“That’s what you had to do,” he says. “It was old-school back then. You had to pound the pavement because we didn’t have the technology back then to attract business like you can today. This was purely hustle – you had to survive on your wits and look someone in the eye and convince them you’re the right person to help them. I remember when the first fax machine came into the office and someone remarked that it would never last. We had to hand-deliver files to lenders and talk to underwriters a lot.”
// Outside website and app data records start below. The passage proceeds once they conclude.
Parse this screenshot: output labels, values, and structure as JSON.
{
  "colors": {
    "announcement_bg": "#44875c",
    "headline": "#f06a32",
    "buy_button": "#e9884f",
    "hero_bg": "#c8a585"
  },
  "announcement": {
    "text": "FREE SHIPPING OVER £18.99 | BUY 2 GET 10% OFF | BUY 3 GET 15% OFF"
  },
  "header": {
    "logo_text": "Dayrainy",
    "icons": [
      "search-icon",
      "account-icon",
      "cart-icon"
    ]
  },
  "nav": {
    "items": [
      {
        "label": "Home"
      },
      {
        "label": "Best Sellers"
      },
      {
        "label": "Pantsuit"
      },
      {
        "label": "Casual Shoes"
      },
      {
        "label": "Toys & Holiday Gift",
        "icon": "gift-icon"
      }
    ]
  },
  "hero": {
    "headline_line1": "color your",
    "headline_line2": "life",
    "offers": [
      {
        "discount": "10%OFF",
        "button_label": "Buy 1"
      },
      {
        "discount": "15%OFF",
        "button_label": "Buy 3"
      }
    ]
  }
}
By 2000, Bozic had moved back to Toronto to become the national sales manager for the broker channel at TD Bank. That marked his entry into the corporate world, where he learned about everything from structure and discipline to internal politics and what he calls empirebuilding. Working alongside Kathy Gregory, who eventually launched Paradigm Quest, Bozic laid the foundation for what would eventually become Merix Financial.
“It was interesting that a lot of what we came out with when we eventually launched were ideas that were pitched to the banks,” he says. “We were always told that ‘what you’re pitching is interesting, but not at this time, so carry on.’ Both of us were thinking about our businesses and realized that if we’re really this smart and think it could work, then now’s the time to do it. In essence, the bank became this petri dish because we were always in that mode and trying to grow our business.
“I’m not criticizing the bank for not adopting our ideas,” he adds. “They’re successful and risk-averse, and we understood their decision, but we felt it could work and we went out to start something brand-new.”
Bozic founded Merix Financial in 2005 and realized early on that, rather than trying to replicate what A lenders were doing, he could establish Merix as a niche lender. While Merix originally marketed its products to established brokers, Bozic and his team soon identified an underserved market as a better target.
“We thought there would be this natural pull [from established brokers] because they’d get it from a business perspective,” he recalls, “but we changed on the fly and went after that 20-something broker who isn’t a high producer and has only been in the industry for two to four years with potential ahead of them. What that message did is resonate with those individuals. We missed the mark when we first launched with a certain segment of the broker space, and that led us to rethink our position.”
Offering trailer fees to younger brokers indeed proved to be a turning point for Merix and allowed the lender to gain more and more market share with each passing year. However, bumps in the road are an inevitability, and the OSFI’s changes to Guideline B-20 have been a major one.
“I’d be lying if I said it didn’t have an impact,” Bozic says. “When all these changes came into place, we knew there was going to be a change and it would have an impact, but we didn’t realize the depth of changes. No doubt, the way regulators in the government and the Ministry of Finance proceeded gave the banks a significant advantage, and monolines couldn’t compete with them. Now the stress test with insured business has narrowed the gap between the two in terms of what we can’t do and what they can’t do.
“With what we’ve seen in market share in 2018,” he continues, “monolines are winning some of the business back. We’re on a level playing field, or close to a level playing field, with institutional banks. There wasn’t a great deal of time to moan because you have to implement all the changes.”